[SOURCE RECORDS]:
• • • •

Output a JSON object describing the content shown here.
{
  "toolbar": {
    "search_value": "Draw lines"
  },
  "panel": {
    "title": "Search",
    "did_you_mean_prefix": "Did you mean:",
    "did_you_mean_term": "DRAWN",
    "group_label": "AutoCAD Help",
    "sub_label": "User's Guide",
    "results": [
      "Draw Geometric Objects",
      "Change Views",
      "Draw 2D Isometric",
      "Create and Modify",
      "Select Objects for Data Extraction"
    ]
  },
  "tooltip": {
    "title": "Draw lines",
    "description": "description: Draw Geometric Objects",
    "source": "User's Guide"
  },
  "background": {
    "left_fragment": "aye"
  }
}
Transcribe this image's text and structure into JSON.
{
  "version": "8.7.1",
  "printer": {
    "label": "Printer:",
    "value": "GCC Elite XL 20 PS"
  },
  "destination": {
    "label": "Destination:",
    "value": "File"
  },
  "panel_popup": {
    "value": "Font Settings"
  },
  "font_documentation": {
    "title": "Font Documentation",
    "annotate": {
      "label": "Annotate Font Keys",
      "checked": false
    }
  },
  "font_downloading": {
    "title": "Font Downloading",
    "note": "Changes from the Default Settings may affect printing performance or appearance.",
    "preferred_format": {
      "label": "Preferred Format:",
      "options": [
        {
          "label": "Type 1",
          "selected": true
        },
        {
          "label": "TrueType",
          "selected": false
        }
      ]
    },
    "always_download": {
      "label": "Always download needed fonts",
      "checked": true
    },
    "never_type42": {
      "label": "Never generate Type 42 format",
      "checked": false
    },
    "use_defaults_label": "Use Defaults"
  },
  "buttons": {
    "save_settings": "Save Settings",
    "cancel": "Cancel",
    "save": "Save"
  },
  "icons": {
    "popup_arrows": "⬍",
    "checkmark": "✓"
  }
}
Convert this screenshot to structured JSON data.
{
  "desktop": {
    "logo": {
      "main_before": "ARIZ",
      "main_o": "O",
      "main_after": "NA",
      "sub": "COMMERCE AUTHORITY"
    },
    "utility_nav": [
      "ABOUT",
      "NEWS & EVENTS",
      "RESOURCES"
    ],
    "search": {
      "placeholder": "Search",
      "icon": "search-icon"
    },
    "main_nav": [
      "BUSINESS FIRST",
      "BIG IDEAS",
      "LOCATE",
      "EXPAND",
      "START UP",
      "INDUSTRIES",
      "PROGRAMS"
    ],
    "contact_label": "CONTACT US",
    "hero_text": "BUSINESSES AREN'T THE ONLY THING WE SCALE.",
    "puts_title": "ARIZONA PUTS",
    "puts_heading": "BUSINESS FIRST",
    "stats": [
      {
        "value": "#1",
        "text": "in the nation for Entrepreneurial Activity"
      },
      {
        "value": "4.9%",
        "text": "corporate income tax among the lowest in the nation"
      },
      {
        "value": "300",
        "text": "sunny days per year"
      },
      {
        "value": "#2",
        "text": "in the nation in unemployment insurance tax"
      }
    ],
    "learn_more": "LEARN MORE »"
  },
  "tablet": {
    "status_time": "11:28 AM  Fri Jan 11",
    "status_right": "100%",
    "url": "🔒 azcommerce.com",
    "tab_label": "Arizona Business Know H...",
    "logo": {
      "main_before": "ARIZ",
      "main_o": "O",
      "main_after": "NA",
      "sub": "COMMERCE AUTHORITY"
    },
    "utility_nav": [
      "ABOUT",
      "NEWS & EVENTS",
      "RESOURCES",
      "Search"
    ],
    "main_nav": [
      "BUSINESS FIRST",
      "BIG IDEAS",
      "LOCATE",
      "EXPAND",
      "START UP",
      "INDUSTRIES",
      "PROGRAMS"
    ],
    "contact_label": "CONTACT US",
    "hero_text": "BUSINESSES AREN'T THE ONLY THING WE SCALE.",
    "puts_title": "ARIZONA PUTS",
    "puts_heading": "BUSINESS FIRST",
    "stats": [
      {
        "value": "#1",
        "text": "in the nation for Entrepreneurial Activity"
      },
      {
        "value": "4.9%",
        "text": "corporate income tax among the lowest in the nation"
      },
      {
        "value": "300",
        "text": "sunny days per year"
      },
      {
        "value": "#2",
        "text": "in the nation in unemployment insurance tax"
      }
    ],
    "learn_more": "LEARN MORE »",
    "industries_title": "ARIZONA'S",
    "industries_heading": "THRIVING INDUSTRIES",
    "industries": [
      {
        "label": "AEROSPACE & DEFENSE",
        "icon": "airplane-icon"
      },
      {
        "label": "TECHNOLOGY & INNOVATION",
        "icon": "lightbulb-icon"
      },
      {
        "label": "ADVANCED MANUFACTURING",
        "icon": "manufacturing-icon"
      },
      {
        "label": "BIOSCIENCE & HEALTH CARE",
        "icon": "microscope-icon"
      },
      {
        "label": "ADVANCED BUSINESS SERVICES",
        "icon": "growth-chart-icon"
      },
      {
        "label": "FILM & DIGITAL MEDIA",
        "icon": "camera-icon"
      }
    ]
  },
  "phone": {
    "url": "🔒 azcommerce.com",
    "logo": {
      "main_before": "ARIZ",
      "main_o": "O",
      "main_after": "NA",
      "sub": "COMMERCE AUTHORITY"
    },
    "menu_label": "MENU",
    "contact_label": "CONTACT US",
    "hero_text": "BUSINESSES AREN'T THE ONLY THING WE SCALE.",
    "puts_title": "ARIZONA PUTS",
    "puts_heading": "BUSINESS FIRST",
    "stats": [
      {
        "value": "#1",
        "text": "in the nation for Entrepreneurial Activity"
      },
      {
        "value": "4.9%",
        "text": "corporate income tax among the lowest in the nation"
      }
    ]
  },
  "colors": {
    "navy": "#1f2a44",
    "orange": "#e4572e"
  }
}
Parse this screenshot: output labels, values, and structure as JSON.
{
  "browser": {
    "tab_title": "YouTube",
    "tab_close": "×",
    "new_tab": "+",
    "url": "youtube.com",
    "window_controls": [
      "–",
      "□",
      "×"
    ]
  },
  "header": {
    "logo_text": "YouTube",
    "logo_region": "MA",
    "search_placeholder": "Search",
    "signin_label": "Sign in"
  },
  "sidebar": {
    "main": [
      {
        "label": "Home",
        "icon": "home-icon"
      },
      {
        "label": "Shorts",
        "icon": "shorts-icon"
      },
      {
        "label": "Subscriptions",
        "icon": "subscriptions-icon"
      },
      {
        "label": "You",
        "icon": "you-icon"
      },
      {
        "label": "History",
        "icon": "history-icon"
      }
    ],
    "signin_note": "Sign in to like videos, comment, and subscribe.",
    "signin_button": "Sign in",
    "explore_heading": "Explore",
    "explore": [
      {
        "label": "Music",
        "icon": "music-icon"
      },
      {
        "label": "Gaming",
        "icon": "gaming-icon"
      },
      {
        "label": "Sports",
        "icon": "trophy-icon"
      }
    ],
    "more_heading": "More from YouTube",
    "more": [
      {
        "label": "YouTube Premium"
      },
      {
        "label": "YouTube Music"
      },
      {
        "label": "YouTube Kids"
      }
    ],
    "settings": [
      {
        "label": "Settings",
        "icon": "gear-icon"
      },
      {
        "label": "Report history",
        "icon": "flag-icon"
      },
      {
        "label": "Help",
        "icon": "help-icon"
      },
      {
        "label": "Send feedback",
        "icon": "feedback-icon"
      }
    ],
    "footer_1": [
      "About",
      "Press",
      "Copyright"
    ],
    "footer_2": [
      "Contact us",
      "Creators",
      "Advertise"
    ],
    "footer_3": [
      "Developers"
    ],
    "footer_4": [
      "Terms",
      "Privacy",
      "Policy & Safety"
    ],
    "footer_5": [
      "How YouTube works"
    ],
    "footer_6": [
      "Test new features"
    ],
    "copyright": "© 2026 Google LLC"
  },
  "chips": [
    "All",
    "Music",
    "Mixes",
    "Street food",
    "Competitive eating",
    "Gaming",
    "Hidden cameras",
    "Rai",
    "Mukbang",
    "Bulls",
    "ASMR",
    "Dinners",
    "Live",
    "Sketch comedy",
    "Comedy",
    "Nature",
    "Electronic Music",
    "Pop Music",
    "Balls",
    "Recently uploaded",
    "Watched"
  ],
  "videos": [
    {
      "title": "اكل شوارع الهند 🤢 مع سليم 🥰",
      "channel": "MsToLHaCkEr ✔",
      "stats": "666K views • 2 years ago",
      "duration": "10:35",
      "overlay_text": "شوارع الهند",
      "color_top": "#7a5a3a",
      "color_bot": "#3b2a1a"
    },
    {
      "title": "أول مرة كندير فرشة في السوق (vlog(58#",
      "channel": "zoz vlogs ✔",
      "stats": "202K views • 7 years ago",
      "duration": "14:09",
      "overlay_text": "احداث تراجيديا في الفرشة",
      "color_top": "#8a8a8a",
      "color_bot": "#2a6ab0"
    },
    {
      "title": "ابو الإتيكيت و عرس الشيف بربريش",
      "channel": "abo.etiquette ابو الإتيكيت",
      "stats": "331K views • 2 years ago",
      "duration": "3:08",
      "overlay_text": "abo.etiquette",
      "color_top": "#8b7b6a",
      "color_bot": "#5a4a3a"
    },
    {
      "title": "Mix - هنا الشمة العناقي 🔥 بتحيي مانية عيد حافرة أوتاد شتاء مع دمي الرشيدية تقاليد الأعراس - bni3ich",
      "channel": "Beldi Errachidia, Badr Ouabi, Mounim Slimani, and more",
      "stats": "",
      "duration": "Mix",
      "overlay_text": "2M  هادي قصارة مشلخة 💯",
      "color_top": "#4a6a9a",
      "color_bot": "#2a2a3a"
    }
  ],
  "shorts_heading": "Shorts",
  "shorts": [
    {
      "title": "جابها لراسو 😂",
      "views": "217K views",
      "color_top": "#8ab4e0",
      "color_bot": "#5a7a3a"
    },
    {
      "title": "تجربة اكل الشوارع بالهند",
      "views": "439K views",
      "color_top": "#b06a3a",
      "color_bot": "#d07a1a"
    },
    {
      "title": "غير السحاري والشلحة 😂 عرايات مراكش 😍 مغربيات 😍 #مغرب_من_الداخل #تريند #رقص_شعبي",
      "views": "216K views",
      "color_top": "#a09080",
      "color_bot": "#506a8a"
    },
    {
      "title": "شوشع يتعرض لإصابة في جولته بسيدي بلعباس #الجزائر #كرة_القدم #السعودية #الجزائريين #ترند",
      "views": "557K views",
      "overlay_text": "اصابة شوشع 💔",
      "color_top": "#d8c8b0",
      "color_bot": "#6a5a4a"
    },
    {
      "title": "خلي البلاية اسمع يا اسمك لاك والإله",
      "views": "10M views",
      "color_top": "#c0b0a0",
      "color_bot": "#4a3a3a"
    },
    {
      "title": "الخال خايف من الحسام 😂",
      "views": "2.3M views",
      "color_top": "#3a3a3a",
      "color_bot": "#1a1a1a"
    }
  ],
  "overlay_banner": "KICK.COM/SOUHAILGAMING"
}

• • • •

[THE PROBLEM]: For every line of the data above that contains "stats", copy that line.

[WRITTEN RESPONSE]:
    "stats": [
    "stats": [
    "stats": [
      "stats": "666K views • 2 years ago",
      "stats": "202K views • 7 years ago",
      "stats": "331K views • 2 years ago",
      "stats": "",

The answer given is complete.